Discerning growth opportunities (or business contractions) in the drug development and manufacturing outsourcing space is a challenging exercise. Among other things, it requires reading between the lines of various industry reports concentrating otherwise, for example on comparing commercial product sales and R&D pipelines. An “otherwise” focused report worth our attention is the EvaluatePharma World Preview 2017, Outlook to 2022.
Paraphrasing Henry Hoppe of Xenetic Bioscience, companies on the bleeding edge of innovative technology in drug development and manufacturing should treat visits to the FDA more like Socratic dialogues than stressful duels. Mark Butchko, who’s charted over a decade with Lilly, advises holding some of those dialogues during “pre-operational visits,” or POVs.
It’s halftime on 2017. Summer has officially arrived. Can you believe it? A perfect time to … add veteran industry professionals to our organization. Outsourced Pharma is pleased to announce three new Editorial Advisory Board members, from Merck, Eli Lilly, and Tunnell Consulting. Read what they have to say about our industry to this point, and our future.
Consolidate by (a) providing trusted partners more opportunity, and (b) initiating fewer new relationships except where technology-critical. Also: look for innovation at experienced providers, while the less inured work to gain your trust. So say three Biogen executives. Here are the details.
Leaders from organizations such as Lilly, Janssen, the EMA, Rutgers University and the University of Malta, gathered in a Mediterranean setting to dive into the waves of continuous manufacturing adoption and regulatory challenges for global drug development and production.
So you say you’re a specialist. And that’s probably a good thing. But consider this paradox: The best “specialists” are also solid “generalists.” I’m reminded of this contrarian concept by a recent visit to Japan, where I originally learned it, and the ongoing debate at Outsourced Pharma conferences regarding partnerships in the external supply chain.
“Capacity” for outsourcing development and manufacturing has mostly been defined by a strict calculation of how much material a facility (or facilities) can output over a period of time. Executives from companies like MedImmune and Merck tell us why, unfortunately, that definition doesn’t work anymore.

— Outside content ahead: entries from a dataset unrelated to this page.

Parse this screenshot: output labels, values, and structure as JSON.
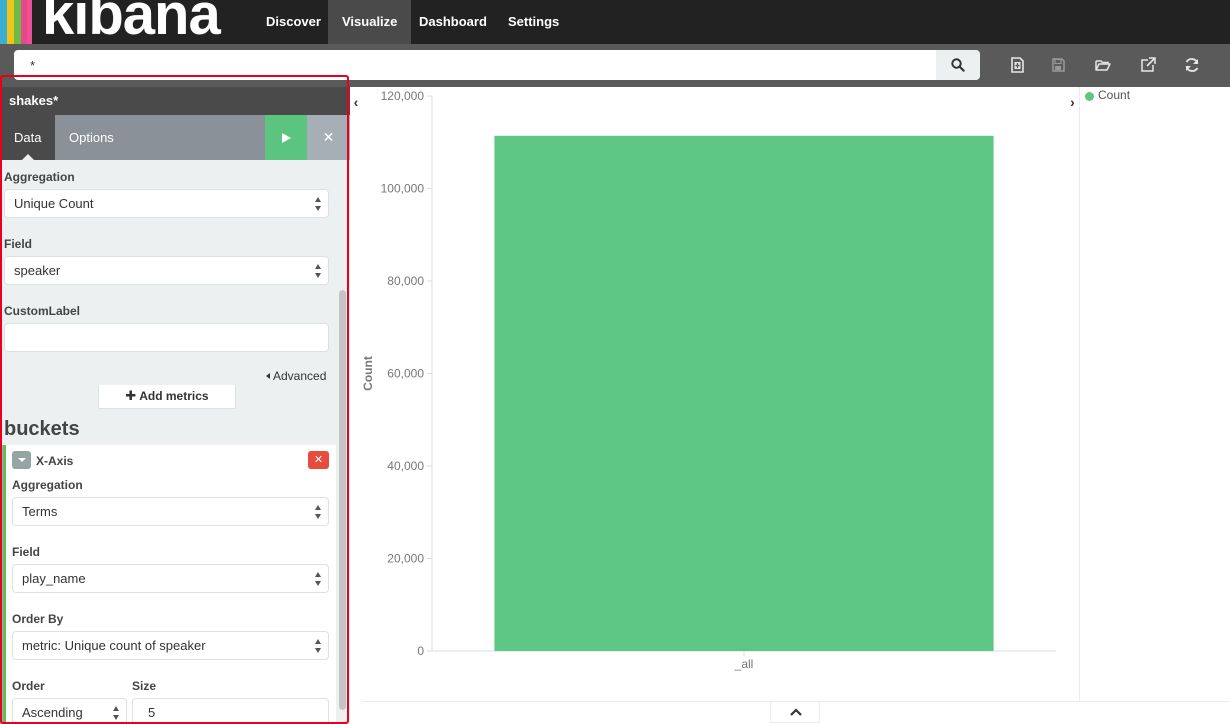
{
  "brand": {
    "name": "kibana",
    "stripe_colors": [
      "#e8478b",
      "#3caed2",
      "#f1c418",
      "#68bc47",
      "#ee5097"
    ]
  },
  "nav": {
    "items": [
      {
        "label": "Discover",
        "active": false
      },
      {
        "label": "Visualize",
        "active": true
      },
      {
        "label": "Dashboard",
        "active": false
      },
      {
        "label": "Settings",
        "active": false
      }
    ]
  },
  "search": {
    "query": "*",
    "icon": "search-icon"
  },
  "toolbar": {
    "icons": [
      "new-visualization-icon",
      "save-icon",
      "open-icon",
      "share-icon",
      "refresh-icon"
    ]
  },
  "vis": {
    "title": "shakes*"
  },
  "tabs": {
    "data_label": "Data",
    "options_label": "Options",
    "discard_glyph": "✕"
  },
  "metrics": {
    "aggregation_label": "Aggregation",
    "aggregation_value": "Unique Count",
    "field_label": "Field",
    "field_value": "speaker",
    "custom_label_label": "CustomLabel",
    "custom_label_value": "",
    "advanced_label": "Advanced",
    "add_metrics_label": "Add metrics"
  },
  "buckets": {
    "heading": "buckets",
    "xaxis_label": "X-Axis",
    "aggregation_label": "Aggregation",
    "aggregation_value": "Terms",
    "field_label": "Field",
    "field_value": "play_name",
    "order_by_label": "Order By",
    "order_by_value": "metric: Unique count of speaker",
    "order_label": "Order",
    "order_value": "Ascending",
    "size_label": "Size",
    "size_value": "5"
  },
  "colors": {
    "bar": "#5ec684",
    "apply": "#5bc57f",
    "remove": "#e74c3c",
    "highlight": "#e8001f"
  },
  "chart_data": {
    "type": "bar",
    "categories": [
      "_all"
    ],
    "series": [
      {
        "name": "Count",
        "values": [
          111396
        ]
      }
    ],
    "ylabel": "Count",
    "xlabel": "",
    "ylim": [
      0,
      120000
    ],
    "yticks": [
      "0",
      "20,000",
      "40,000",
      "60,000",
      "80,000",
      "100,000",
      "120,000"
    ],
    "legend": "right",
    "grid": false
  }
}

In our second part on supply chain innovation, executives at Biogen and Merck discuss the drug industry’s engagement with “instant innovation,” and a bottom up approach to cultural change.
Innovation brings risk. Pharma is risk averse. Therefore, we have less innovation than in other industries. Most likely you’ve heard it all before. But is it valid? We talk to executives from Biogen, Merck, and Sanofi Biologics to find out.